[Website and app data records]
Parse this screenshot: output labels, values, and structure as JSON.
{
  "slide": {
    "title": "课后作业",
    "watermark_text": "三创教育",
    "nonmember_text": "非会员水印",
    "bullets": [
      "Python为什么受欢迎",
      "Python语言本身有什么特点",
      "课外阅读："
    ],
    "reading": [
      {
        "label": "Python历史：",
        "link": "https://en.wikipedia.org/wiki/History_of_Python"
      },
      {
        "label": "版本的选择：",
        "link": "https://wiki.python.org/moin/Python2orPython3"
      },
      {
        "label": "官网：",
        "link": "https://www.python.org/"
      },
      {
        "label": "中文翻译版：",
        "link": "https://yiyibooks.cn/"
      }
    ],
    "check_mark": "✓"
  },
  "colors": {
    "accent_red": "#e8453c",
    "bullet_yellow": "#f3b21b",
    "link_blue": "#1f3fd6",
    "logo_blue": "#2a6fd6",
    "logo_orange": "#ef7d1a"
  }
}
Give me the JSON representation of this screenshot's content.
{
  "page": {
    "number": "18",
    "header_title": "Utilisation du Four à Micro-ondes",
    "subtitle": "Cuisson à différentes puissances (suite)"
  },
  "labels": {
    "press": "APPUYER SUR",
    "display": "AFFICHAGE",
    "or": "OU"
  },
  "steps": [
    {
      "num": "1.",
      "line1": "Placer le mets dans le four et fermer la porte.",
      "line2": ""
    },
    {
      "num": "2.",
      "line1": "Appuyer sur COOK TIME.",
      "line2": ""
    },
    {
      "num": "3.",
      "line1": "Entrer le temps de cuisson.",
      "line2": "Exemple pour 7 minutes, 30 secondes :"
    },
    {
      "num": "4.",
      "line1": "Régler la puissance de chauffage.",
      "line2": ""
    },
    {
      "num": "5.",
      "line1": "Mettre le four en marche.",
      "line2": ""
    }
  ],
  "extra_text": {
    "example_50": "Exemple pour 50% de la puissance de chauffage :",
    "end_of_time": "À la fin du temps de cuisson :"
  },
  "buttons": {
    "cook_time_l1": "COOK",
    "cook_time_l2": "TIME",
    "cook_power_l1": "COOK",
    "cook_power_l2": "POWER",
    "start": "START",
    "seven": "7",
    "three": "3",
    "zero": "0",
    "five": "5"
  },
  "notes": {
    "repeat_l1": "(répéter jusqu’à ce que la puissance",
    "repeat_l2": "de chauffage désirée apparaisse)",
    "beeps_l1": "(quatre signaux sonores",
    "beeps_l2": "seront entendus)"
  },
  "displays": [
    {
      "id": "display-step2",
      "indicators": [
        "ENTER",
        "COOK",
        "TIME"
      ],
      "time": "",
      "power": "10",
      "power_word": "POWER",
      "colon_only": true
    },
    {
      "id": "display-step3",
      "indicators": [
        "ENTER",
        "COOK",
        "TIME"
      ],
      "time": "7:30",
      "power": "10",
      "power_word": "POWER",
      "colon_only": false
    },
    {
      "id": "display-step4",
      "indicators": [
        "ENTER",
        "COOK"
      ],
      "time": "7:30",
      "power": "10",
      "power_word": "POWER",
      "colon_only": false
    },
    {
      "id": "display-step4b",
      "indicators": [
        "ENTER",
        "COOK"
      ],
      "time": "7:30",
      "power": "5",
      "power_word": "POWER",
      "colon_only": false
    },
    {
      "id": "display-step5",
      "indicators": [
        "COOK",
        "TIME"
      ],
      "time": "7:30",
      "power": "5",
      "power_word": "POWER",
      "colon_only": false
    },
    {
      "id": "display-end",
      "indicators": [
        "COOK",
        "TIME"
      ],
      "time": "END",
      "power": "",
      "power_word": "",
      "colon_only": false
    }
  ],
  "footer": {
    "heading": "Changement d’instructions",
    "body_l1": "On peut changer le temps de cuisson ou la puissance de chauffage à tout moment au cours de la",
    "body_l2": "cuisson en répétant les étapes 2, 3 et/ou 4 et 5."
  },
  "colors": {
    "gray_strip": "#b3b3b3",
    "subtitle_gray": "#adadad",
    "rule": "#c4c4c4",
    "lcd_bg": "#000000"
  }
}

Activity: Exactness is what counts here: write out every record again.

Output of the task:
Parse this screenshot: output labels, values, and structure as JSON.
{
  "slide": {
    "title": "课后作业",
    "watermark_text": "三创教育",
    "nonmember_text": "非会员水印",
    "bullets": [
      "Python为什么受欢迎",
      "Python语言本身有什么特点",
      "课外阅读："
    ],
    "reading": [
      {
        "label": "Python历史：",
        "link": "https://en.wikipedia.org/wiki/History_of_Python"
      },
      {
        "label": "版本的选择：",
        "link": "https://wiki.python.org/moin/Python2orPython3"
      },
      {
        "label": "官网：",
        "link": "https://www.python.org/"
      },
      {
        "label": "中文翻译版：",
        "link": "https://yiyibooks.cn/"
      }
    ],
    "check_mark": "✓"
  },
  "colors": {
    "accent_red": "#e8453c",
    "bullet_yellow": "#f3b21b",
    "link_blue": "#1f3fd6",
    "logo_blue": "#2a6fd6",
    "logo_orange": "#ef7d1a"
  }
}
Give me the JSON representation of this screenshot's content.
{
  "page": {
    "number": "18",
    "header_title": "Utilisation du Four à Micro-ondes",
    "subtitle": "Cuisson à différentes puissances (suite)"
  },
  "labels": {
    "press": "APPUYER SUR",
    "display": "AFFICHAGE",
    "or": "OU"
  },
  "steps": [
    {
      "num": "1.",
      "line1": "Placer le mets dans le four et fermer la porte.",
      "line2": ""
    },
    {
      "num": "2.",
      "line1": "Appuyer sur COOK TIME.",
      "line2": ""
    },
    {
      "num": "3.",
      "line1": "Entrer le temps de cuisson.",
      "line2": "Exemple pour 7 minutes, 30 secondes :"
    },
    {
      "num": "4.",
      "line1": "Régler la puissance de chauffage.",
      "line2": ""
    },
    {
      "num": "5.",
      "line1": "Mettre le four en marche.",
      "line2": ""
    }
  ],
  "extra_text": {
    "example_50": "Exemple pour 50% de la puissance de chauffage :",
    "end_of_time": "À la fin du temps de cuisson :"
  },
  "buttons": {
    "cook_time_l1": "COOK",
    "cook_time_l2": "TIME",
    "cook_power_l1": "COOK",
    "cook_power_l2": "POWER",
    "start": "START",
    "seven": "7",
    "three": "3",
    "zero": "0",
    "five": "5"
  },
  "notes": {
    "repeat_l1": "(répéter jusqu’à ce que la puissance",
    "repeat_l2": "de chauffage désirée apparaisse)",
    "beeps_l1": "(quatre signaux sonores",
    "beeps_l2": "seront entendus)"
  },
  "displays": [
    {
      "id": "display-step2",
      "indicators": [
        "ENTER",
        "COOK",
        "TIME"
      ],
      "time": "",
      "power": "10",
      "power_word": "POWER",
      "colon_only": true
    },
    {
      "id": "display-step3",
      "indicators": [
        "ENTER",
        "COOK",
        "TIME"
      ],
      "time": "7:30",
      "power": "10",
      "power_word": "POWER",
      "colon_only": false
    },
    {
      "id": "display-step4",
      "indicators": [
        "ENTER",
        "COOK"
      ],
      "time": "7:30",
      "power": "10",
      "power_word": "POWER",
      "colon_only": false
    },
    {
      "id": "display-step4b",
      "indicators": [
        "ENTER",
        "COOK"
      ],
      "time": "7:30",
      "power": "5",
      "power_word": "POWER",
      "colon_only": false
    },
    {
      "id": "display-step5",
      "indicators": [
        "COOK",
        "TIME"
      ],
      "time": "7:30",
      "power": "5",
      "power_word": "POWER",
      "colon_only": false
    },
    {
      "id": "display-end",
      "indicators": [
        "COOK",
        "TIME"
      ],
      "time": "END",
      "power": "",
      "power_word": "",
      "colon_only": false
    }
  ],
  "footer": {
    "heading": "Changement d’instructions",
    "body_l1": "On peut changer le temps de cuisson ou la puissance de chauffage à tout moment au cours de la",
    "body_l2": "cuisson en répétant les étapes 2, 3 et/ou 4 et 5."
  },
  "colors": {
    "gray_strip": "#b3b3b3",
    "subtitle_gray": "#adadad",
    "rule": "#c4c4c4",
    "lcd_bg": "#000000"
  }
}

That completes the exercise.